(Input material)
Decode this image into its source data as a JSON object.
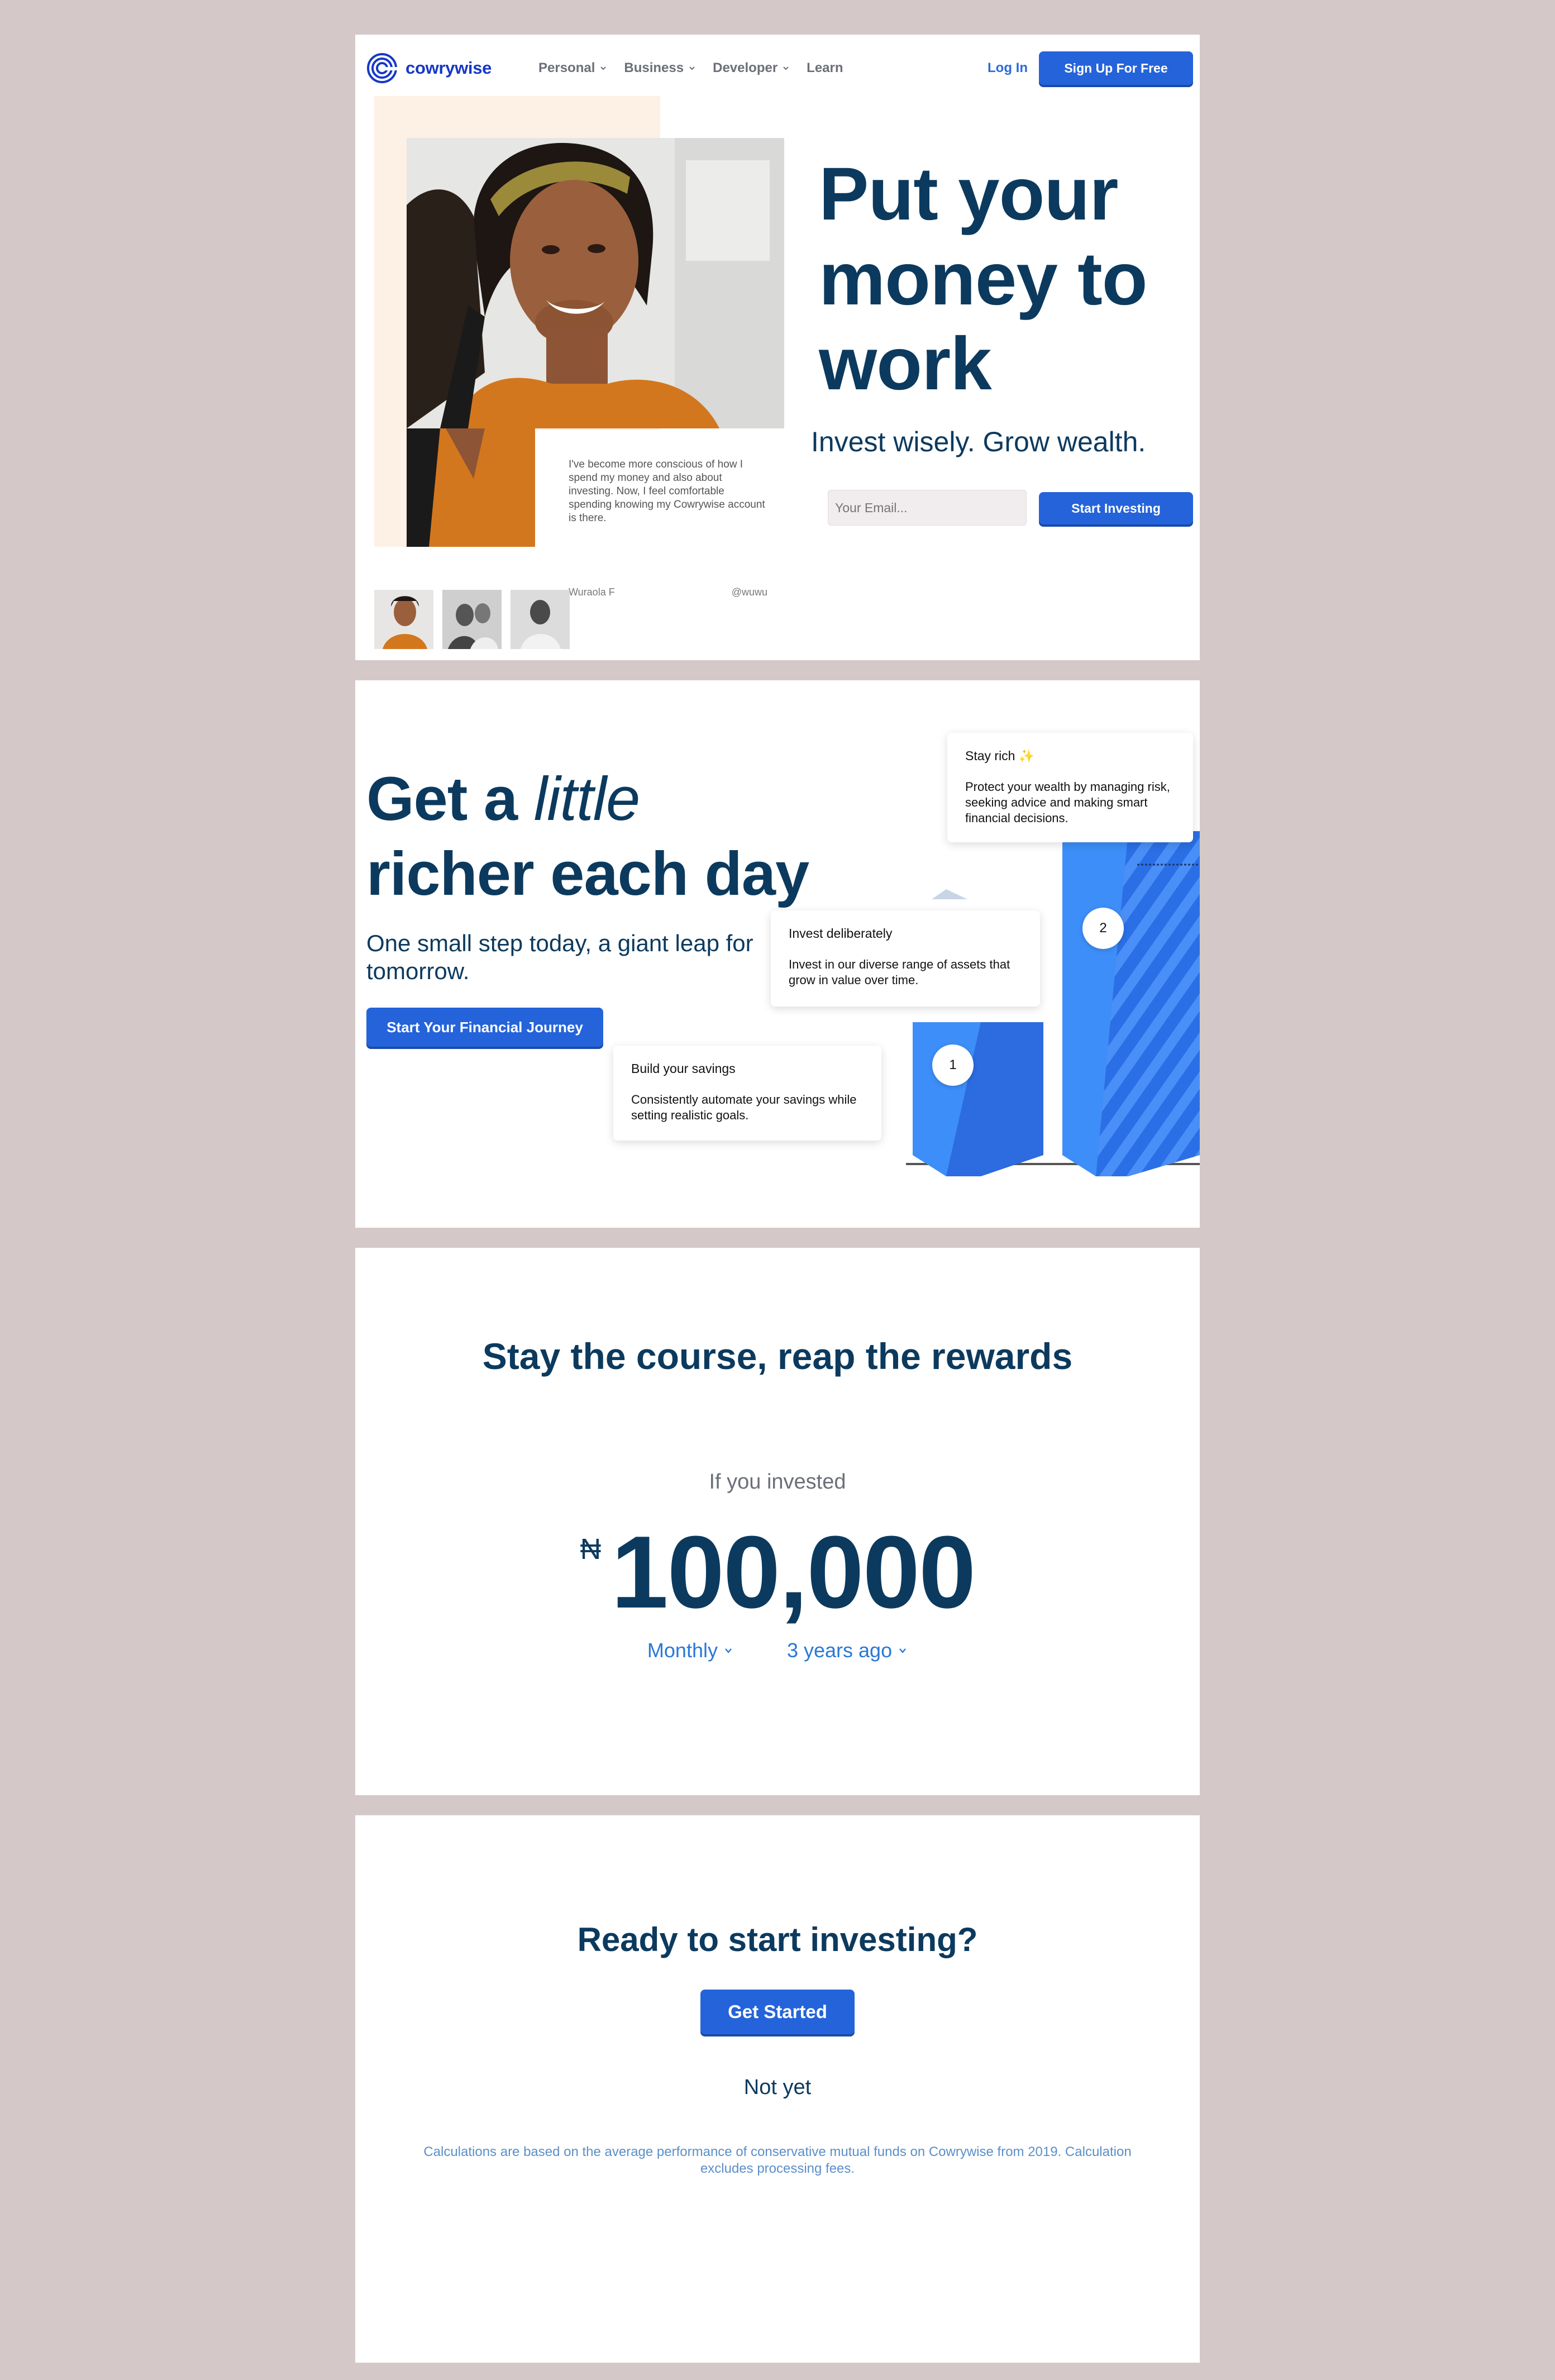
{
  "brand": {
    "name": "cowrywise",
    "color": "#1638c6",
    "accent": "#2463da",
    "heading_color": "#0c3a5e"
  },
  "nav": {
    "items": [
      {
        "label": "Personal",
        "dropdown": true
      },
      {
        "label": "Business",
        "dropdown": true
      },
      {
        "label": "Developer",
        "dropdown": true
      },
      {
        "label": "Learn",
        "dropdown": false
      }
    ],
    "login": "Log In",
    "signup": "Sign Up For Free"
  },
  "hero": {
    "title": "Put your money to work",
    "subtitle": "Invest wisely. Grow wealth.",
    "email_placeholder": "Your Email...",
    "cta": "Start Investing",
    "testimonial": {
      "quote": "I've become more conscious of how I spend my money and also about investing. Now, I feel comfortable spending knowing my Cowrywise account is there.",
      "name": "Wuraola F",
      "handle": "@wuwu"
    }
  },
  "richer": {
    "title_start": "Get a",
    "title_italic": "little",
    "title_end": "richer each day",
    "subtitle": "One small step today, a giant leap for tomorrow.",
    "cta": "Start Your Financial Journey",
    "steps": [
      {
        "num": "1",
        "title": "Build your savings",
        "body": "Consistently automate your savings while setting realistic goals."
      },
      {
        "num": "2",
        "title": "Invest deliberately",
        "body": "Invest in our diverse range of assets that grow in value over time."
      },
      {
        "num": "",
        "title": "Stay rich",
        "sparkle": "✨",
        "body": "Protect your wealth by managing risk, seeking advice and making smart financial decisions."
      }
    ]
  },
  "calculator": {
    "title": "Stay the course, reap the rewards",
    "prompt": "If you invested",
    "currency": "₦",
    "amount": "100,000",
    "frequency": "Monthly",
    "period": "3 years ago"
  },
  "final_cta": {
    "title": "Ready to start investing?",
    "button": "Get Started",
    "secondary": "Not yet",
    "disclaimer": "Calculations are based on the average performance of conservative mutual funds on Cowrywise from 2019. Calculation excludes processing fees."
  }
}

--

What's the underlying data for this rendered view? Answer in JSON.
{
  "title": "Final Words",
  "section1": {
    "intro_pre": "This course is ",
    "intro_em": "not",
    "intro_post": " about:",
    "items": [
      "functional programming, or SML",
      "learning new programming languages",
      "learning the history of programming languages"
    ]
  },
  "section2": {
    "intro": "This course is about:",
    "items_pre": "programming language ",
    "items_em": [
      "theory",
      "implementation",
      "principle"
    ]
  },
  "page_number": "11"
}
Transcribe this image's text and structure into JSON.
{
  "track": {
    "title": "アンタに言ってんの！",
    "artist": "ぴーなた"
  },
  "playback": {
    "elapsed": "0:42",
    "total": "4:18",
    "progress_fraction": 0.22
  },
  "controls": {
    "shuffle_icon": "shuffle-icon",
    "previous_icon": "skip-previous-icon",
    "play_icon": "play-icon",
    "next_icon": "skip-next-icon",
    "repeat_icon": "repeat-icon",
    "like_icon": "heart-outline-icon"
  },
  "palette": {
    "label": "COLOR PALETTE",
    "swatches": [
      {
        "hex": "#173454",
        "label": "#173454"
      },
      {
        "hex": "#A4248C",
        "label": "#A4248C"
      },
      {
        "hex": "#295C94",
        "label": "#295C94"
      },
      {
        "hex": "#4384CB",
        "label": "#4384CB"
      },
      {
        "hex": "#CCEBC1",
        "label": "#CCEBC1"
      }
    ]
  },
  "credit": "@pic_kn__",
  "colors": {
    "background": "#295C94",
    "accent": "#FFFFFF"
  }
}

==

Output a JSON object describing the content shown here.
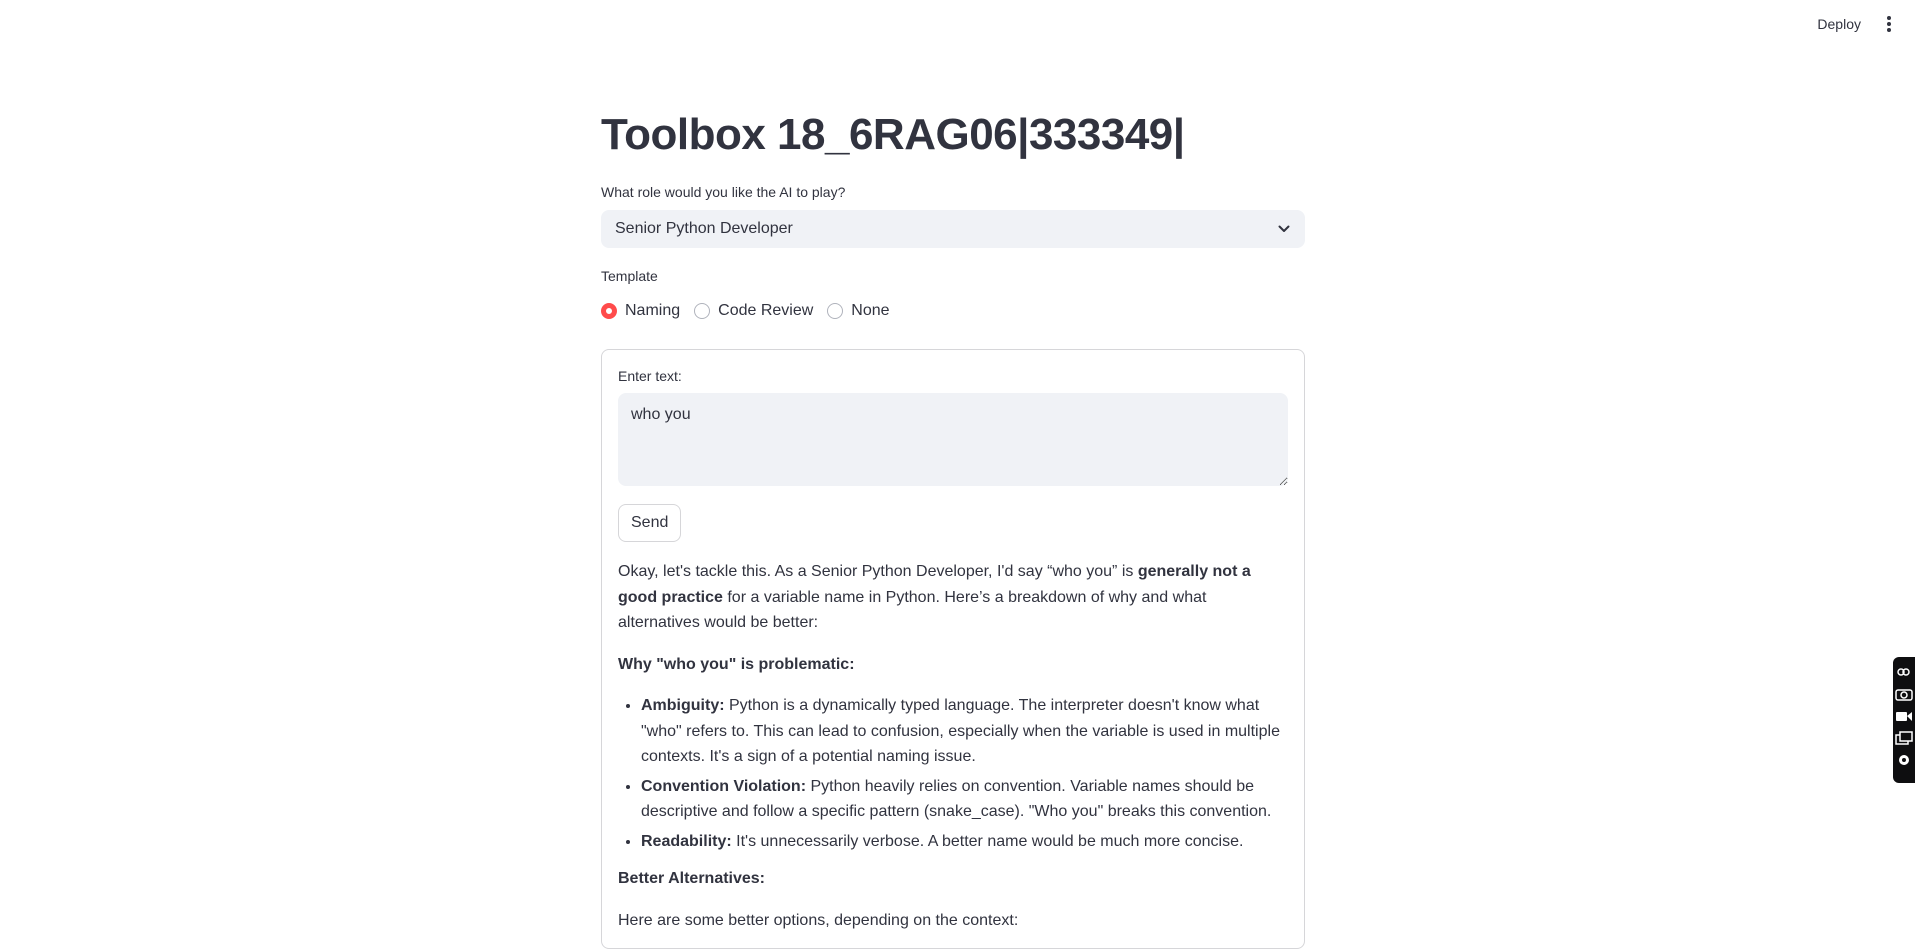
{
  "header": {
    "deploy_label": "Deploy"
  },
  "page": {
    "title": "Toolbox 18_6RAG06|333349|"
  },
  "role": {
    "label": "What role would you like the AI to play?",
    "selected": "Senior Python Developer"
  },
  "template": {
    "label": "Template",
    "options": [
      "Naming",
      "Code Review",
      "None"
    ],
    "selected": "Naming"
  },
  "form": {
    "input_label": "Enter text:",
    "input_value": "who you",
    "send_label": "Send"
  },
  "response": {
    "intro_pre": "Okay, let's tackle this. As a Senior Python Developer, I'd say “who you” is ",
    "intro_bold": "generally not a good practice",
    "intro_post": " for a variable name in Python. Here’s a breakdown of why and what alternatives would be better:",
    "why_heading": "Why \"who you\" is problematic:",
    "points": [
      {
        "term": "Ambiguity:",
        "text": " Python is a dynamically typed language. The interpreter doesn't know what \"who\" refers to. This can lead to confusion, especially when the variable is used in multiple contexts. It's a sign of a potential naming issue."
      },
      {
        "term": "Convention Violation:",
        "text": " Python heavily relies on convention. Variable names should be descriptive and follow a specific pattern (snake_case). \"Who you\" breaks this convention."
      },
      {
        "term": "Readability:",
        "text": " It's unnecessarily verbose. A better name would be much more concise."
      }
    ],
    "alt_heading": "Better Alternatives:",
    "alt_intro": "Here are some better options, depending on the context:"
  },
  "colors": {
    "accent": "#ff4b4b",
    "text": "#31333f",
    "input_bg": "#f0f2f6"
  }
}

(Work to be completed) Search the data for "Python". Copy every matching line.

(Output below)
    "selected": "Senior Python Developer"
    "intro_pre": "Okay, let's tackle this. As a Senior Python Developer, I'd say “who you” is ",
    "intro_post": " for a variable name in Python. Here’s a breakdown of why and what alternatives would be better:",
        "text": " Python is a dynamically typed language. The interpreter doesn't know what \"who\" refers to. This can lead to confusion, especially when the variable is used in multiple contexts. It's a sign of a potential naming issue."
        "text": " Python heavily relies on convention. Variable names should be descriptive and follow a specific pattern (snake_case). \"Who you\" breaks this convention."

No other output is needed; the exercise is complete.